Lines in the listing below may contain the string "Admin". Say how many do, giving only the number.

§ §

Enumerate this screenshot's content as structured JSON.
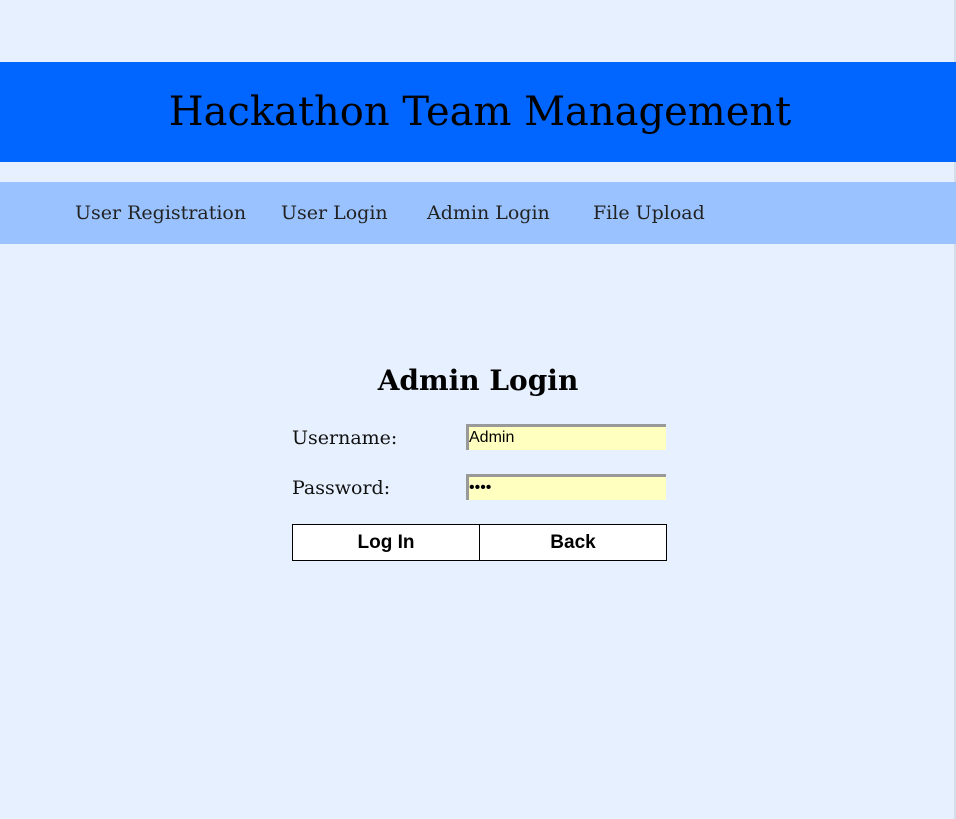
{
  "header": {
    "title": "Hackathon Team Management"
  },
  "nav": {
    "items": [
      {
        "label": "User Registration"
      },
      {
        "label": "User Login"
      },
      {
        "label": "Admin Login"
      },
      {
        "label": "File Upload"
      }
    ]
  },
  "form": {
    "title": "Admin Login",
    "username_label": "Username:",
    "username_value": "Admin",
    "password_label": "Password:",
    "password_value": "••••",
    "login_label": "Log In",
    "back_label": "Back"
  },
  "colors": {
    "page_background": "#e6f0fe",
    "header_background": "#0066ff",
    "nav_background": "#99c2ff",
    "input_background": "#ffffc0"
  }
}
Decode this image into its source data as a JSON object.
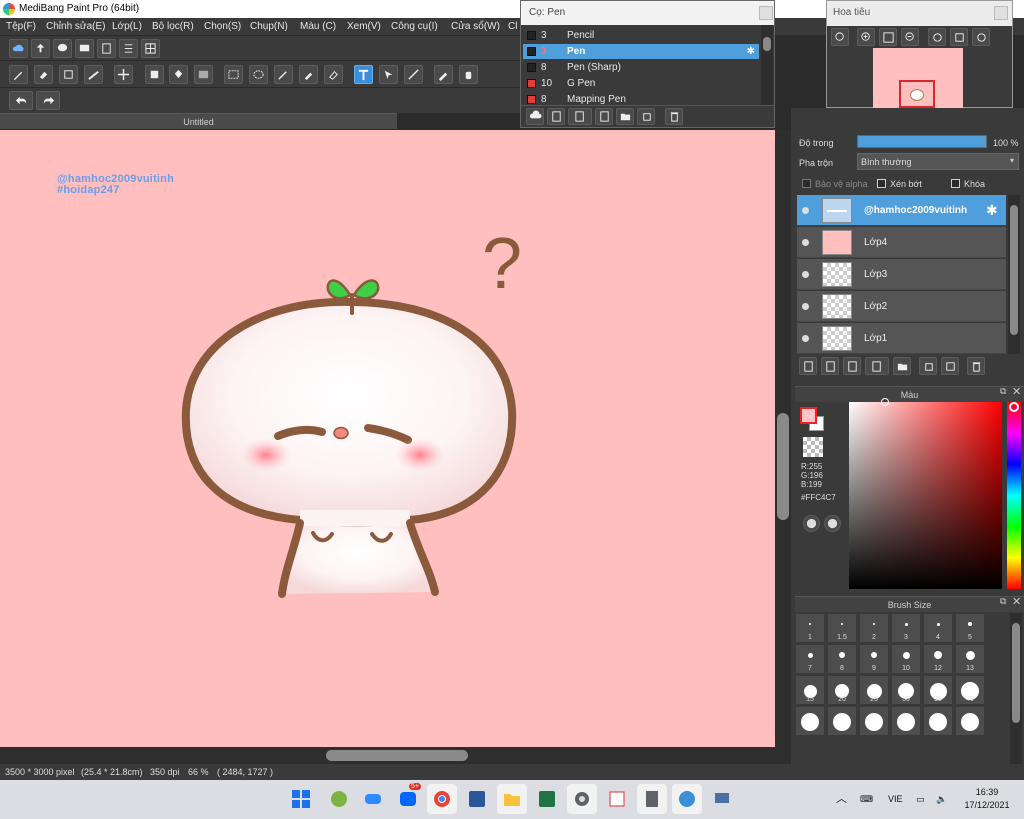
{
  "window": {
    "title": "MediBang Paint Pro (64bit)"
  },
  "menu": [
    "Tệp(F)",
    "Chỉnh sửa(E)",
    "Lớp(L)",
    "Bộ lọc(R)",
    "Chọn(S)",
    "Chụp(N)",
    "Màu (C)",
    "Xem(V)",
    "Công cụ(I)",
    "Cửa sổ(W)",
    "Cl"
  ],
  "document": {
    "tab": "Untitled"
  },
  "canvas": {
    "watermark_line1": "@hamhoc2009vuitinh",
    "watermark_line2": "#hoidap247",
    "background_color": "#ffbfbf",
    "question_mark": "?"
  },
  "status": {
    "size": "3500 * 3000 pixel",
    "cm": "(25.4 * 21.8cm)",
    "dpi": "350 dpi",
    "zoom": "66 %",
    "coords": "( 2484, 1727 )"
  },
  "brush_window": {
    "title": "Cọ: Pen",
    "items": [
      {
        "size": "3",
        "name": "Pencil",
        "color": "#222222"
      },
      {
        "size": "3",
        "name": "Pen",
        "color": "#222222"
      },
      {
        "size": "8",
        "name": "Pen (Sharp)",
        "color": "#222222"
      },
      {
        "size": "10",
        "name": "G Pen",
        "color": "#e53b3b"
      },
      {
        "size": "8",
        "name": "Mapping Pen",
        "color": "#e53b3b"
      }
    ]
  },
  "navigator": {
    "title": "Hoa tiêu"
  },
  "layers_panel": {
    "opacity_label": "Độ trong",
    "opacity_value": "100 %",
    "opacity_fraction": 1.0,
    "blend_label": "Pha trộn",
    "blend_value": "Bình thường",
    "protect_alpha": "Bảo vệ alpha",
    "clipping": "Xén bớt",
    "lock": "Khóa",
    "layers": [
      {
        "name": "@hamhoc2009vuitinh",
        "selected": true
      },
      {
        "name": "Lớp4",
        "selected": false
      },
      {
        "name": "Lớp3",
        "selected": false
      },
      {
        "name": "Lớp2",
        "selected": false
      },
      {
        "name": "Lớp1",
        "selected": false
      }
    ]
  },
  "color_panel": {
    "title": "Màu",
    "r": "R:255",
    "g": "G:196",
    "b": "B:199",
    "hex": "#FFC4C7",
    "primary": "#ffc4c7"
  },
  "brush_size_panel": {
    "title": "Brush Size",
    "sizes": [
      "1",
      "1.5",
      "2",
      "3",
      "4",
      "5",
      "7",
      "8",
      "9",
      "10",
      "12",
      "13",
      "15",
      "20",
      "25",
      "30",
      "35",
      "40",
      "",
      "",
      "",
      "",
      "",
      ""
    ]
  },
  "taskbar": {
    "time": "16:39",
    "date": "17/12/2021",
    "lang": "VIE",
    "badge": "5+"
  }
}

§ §

* _EXERCISE SOLUTION_: 3